(Stored data)
--

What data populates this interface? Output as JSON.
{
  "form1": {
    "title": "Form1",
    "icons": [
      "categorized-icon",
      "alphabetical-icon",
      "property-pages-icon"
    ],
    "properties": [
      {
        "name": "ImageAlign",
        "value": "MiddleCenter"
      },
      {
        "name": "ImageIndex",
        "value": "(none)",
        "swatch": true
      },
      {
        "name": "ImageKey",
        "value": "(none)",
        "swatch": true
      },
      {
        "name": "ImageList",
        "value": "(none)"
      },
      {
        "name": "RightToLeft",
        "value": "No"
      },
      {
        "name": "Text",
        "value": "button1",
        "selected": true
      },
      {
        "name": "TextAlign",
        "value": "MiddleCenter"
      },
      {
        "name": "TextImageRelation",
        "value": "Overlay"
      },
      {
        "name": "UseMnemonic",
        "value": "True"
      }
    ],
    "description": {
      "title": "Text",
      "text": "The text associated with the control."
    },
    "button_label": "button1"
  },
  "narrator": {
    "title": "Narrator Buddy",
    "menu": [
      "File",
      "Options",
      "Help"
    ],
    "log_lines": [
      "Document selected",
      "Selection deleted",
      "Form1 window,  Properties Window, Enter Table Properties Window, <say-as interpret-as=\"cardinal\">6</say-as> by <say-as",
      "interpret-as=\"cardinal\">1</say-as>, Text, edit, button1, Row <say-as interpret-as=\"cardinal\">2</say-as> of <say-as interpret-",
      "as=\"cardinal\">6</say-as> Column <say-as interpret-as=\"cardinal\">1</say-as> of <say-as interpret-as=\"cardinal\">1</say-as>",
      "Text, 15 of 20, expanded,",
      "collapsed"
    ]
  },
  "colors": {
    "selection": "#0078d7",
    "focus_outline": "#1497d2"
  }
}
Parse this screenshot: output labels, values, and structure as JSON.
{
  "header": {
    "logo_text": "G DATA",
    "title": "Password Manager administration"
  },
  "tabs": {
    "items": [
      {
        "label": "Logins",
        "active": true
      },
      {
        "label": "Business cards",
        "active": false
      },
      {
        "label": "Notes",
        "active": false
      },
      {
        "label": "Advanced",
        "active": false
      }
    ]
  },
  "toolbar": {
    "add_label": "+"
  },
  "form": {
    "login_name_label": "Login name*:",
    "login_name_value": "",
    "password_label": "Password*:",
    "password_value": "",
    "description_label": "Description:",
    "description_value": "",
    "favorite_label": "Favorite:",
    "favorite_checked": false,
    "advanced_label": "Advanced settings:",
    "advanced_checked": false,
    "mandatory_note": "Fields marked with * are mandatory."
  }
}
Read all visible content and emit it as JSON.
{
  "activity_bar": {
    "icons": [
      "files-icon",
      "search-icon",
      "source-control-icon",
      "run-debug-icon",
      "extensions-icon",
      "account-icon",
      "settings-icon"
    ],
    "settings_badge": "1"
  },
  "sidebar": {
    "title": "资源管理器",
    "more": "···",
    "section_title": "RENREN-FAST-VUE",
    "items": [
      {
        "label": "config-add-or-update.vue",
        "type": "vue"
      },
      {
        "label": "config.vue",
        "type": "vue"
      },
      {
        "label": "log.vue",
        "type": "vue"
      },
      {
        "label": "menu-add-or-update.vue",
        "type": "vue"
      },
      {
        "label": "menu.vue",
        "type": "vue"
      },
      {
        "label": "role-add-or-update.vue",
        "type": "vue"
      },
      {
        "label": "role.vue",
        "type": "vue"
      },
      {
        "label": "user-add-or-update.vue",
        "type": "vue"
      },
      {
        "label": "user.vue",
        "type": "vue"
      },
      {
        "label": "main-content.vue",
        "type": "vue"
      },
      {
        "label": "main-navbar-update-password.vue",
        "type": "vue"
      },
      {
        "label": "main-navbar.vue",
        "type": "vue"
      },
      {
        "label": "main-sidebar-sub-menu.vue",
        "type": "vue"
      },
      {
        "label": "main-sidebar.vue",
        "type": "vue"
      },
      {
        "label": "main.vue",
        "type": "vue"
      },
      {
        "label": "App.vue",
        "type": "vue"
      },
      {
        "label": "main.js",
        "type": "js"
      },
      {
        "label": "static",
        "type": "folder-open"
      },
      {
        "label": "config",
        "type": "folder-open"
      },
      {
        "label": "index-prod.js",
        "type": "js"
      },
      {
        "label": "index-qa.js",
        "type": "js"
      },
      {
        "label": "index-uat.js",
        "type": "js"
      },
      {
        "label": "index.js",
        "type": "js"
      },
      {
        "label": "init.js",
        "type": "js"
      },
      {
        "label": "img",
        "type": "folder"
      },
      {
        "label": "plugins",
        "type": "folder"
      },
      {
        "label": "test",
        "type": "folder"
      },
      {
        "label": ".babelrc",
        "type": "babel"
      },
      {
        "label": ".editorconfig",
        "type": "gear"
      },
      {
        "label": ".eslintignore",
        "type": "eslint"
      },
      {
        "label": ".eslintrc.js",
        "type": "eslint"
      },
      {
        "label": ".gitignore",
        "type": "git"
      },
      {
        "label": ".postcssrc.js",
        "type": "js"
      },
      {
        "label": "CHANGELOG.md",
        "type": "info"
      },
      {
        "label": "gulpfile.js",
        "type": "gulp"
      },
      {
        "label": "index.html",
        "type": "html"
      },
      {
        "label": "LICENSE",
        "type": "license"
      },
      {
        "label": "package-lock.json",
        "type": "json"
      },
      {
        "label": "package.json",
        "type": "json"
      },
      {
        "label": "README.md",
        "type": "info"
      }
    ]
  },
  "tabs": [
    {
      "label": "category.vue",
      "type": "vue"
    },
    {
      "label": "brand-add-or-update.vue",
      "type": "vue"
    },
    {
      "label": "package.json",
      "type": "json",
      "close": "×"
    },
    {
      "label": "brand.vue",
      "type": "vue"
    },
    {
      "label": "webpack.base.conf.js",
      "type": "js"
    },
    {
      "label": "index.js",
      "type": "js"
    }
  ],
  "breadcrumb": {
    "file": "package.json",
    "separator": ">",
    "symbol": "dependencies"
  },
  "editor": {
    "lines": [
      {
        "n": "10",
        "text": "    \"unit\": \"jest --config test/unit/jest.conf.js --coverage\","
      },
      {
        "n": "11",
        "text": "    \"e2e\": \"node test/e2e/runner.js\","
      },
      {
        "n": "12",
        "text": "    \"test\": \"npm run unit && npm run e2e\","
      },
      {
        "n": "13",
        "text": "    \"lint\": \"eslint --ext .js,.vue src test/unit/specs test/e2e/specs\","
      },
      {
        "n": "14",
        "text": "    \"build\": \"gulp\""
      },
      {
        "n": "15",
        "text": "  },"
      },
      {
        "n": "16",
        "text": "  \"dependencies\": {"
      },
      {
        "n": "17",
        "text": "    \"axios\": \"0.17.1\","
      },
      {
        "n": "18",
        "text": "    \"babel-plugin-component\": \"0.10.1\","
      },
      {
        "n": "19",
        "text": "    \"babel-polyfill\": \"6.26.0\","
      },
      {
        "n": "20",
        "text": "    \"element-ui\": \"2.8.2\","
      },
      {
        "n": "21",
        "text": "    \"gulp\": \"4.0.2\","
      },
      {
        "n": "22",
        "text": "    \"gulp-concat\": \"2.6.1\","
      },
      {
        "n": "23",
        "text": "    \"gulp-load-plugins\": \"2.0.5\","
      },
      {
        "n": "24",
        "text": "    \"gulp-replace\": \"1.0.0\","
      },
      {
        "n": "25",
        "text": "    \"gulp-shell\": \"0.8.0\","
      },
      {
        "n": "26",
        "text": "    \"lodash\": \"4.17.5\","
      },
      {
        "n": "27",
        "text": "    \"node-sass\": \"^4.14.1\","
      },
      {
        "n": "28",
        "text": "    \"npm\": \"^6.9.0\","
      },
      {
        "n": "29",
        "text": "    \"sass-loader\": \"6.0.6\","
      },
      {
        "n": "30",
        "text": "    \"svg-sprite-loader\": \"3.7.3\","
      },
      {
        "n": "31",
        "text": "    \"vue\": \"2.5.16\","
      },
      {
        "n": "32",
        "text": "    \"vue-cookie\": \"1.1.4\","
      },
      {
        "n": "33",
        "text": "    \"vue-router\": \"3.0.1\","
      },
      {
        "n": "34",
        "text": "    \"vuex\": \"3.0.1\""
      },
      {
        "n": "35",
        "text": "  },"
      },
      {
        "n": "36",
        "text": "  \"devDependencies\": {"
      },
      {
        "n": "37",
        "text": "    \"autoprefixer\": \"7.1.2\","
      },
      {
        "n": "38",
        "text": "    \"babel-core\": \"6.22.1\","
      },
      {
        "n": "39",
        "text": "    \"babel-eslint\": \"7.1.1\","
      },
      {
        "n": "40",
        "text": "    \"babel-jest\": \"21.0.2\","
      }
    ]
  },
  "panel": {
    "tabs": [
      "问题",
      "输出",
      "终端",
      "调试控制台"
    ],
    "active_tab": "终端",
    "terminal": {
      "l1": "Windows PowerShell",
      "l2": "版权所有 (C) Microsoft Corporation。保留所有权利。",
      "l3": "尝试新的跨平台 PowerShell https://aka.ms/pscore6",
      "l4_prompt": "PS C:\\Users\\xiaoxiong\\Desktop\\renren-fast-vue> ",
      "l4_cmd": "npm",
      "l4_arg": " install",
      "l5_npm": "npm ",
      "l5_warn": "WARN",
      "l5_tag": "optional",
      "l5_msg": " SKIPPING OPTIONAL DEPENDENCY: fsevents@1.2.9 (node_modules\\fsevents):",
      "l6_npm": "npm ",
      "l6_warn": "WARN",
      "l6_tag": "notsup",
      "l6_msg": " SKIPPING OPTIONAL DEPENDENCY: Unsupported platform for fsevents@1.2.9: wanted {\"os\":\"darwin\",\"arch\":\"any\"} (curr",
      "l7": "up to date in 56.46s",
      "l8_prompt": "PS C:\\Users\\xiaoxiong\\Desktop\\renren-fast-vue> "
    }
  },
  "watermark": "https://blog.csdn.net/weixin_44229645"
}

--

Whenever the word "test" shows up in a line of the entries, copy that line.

§ TASK RESPONSE:
        "label": "test",
        "text": "    \"unit\": \"jest --config test/unit/jest.conf.js --coverage\","
        "text": "    \"e2e\": \"node test/e2e/runner.js\","
        "text": "    \"test\": \"npm run unit && npm run e2e\","
        "text": "    \"lint\": \"eslint --ext .js,.vue src test/unit/specs test/e2e/specs\","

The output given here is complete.